Exactly one month since the blackout began -- and a week before football season starts -- CBS and Time Warner Cable have come to agreement to end their dispute over transmission and carriage rights, CBS' communications executive Dana McClintock announced Monday. CBS, Showtime and the rest of the company's slate of channels will be restored for Time Warner Cable customers by 6 p.m. ET.
The terms of the deal are not being disclosed, for now, so we don't know which side buckled under the pressure of the looming NFL season. Regardless, this could not come at a better time for the cable company or the cable subscriber. According to an internal memo from CBS CEO Leslie Moonves, though, it certainly seems the channel came away victorious:
“The final agreements with Time Warner Cable deliver to us all the value and terms that we sought in these discussions,” Moonves wrote. “We are receiving fair compensation for CBS content and we also have the ability to monetize our content going forward on all the new, developing platforms that are right now transforming the way people watch television.”
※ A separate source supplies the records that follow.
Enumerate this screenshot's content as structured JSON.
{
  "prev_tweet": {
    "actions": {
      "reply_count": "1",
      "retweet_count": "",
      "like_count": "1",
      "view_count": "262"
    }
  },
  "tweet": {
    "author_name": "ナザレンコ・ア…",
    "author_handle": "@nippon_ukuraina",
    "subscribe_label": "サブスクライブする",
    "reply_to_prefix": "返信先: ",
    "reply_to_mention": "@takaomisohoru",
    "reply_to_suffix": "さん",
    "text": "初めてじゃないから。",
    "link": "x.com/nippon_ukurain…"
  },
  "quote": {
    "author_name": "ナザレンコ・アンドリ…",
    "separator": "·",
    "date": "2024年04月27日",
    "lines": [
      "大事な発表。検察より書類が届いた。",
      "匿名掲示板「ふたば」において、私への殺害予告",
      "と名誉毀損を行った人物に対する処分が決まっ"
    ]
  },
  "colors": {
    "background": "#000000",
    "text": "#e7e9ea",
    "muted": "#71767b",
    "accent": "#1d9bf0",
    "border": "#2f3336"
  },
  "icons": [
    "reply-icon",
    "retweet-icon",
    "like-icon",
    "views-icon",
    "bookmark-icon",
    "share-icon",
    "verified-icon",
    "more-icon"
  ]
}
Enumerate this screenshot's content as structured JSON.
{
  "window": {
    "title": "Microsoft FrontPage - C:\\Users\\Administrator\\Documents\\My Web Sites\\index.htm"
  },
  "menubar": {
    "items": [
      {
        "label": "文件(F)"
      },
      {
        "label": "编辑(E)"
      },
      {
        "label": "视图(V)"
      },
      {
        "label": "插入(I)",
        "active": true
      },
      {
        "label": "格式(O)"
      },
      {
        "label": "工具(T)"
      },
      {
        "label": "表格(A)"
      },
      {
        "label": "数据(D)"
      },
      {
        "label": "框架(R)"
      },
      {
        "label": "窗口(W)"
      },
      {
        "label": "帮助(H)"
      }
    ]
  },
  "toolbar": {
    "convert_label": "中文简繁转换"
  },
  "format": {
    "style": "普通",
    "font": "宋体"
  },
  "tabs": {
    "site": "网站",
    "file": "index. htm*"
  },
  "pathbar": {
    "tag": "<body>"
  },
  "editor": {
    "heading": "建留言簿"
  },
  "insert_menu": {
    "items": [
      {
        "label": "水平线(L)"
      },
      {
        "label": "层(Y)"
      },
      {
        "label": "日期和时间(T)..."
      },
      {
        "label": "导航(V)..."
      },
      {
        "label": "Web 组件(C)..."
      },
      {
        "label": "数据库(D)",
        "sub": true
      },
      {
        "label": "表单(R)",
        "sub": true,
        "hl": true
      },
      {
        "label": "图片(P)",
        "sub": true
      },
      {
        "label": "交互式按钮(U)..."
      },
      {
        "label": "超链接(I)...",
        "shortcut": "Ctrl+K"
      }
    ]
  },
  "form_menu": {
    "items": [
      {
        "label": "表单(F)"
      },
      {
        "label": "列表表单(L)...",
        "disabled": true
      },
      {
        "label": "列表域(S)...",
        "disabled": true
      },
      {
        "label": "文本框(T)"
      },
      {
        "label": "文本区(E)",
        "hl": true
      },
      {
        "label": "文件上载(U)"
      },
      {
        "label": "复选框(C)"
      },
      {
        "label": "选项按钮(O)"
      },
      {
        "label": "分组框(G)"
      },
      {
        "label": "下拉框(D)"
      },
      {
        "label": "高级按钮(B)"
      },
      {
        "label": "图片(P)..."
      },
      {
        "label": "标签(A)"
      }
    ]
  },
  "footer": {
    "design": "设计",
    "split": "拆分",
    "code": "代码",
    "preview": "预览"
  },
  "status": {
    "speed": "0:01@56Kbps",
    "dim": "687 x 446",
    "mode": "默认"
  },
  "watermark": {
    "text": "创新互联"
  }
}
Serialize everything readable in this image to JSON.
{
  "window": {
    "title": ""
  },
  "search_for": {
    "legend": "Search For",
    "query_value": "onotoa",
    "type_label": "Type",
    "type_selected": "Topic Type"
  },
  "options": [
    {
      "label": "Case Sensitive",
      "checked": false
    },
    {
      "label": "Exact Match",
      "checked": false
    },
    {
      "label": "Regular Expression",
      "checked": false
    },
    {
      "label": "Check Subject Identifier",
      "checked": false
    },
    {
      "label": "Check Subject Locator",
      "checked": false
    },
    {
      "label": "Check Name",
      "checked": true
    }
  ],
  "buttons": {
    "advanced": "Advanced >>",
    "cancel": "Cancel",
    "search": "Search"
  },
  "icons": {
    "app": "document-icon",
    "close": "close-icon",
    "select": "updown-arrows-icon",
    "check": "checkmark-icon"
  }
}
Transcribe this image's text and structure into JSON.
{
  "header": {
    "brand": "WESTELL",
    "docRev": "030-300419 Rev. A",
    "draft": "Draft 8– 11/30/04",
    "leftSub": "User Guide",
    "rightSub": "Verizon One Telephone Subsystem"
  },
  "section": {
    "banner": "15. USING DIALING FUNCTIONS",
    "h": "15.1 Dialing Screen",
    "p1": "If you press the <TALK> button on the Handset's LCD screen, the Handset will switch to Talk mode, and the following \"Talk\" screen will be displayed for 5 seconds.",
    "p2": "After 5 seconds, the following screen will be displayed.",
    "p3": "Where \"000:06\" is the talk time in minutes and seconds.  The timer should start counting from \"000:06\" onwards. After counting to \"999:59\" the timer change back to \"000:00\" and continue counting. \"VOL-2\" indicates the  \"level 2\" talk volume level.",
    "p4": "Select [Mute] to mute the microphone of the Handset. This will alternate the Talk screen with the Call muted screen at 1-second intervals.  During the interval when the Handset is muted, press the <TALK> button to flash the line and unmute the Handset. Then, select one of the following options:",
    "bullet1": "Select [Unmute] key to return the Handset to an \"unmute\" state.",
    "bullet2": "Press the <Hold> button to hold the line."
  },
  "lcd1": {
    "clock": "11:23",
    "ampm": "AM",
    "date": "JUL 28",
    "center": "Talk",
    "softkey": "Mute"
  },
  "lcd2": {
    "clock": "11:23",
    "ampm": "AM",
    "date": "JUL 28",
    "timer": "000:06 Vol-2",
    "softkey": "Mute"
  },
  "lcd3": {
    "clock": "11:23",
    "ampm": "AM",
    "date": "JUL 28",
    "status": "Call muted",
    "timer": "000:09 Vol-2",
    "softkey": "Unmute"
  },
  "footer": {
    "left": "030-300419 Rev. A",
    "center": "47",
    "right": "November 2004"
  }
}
The NFL technically returns on Thursday night on NBC, but CBS hold the rights to carry multiple games every Sunday afternoon. The blackout that people were forced to cope with through August didn't force anyone to miss marquee programming. There was Under the Dome, sure, but other than that August is fairly barren when it comes to television. As we head into the fall, the prestige shows from CBS and Showtime are about to trot out their new episodes and football season starts again. CBS was starring directly into a black hole of lost advertising dollars if they couldn't broadcast those things to the 3.2 million people who subscribe to Time Warner Cable, while the cable company would face an ever bigger headache from angry customers threatening to finally switch providers should they not get their football fix every Sunday. It's a win for both sides.
What will happen to those lawsuits from customers looking for reimbursement for their month spent without CBS now? Your guess is as good as mine.